» Data records
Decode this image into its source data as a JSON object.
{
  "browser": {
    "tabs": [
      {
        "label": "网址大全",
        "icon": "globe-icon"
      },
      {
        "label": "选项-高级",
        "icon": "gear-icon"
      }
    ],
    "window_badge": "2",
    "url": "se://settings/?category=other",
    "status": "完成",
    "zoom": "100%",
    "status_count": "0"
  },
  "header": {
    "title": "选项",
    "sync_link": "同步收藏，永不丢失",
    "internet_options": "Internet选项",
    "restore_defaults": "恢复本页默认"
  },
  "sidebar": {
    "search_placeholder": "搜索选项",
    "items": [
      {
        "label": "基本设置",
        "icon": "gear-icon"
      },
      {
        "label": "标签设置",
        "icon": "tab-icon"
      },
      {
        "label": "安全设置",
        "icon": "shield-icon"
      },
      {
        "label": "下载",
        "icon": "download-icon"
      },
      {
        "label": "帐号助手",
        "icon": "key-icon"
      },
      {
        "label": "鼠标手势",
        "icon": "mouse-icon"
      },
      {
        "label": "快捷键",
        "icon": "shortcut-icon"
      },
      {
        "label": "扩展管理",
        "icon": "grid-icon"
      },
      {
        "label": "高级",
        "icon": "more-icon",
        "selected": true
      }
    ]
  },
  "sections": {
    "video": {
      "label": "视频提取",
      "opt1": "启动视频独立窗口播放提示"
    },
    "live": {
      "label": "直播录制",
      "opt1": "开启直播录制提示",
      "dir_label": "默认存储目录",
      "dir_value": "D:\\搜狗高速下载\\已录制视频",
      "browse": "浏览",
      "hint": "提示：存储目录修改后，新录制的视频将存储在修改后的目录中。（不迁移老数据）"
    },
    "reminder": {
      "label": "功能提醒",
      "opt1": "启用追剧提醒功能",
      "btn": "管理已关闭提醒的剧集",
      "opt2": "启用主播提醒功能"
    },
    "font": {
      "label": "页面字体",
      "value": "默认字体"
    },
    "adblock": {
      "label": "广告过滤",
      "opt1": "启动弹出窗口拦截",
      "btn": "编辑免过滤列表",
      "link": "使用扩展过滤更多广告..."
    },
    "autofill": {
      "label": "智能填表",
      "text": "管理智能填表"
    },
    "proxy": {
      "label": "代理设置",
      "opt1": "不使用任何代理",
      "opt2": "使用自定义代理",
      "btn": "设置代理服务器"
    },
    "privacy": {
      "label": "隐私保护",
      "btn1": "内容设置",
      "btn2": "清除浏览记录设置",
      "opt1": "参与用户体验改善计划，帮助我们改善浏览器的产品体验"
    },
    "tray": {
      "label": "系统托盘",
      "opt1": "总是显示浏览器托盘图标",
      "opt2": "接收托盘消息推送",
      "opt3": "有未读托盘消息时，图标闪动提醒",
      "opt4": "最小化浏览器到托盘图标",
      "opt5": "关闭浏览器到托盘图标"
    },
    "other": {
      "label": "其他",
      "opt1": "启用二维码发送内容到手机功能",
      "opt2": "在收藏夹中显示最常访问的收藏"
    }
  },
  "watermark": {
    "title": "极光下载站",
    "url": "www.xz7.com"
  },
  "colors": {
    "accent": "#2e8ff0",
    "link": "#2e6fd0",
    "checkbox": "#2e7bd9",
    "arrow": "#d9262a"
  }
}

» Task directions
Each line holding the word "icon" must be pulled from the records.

» Solution to this task
        "icon": "globe-icon"
        "icon": "gear-icon"
        "icon": "gear-icon"
        "icon": "tab-icon"
        "icon": "shield-icon"
        "icon": "download-icon"
        "icon": "key-icon"
        "icon": "mouse-icon"
        "icon": "shortcut-icon"
        "icon": "grid-icon"
        "icon": "more-icon",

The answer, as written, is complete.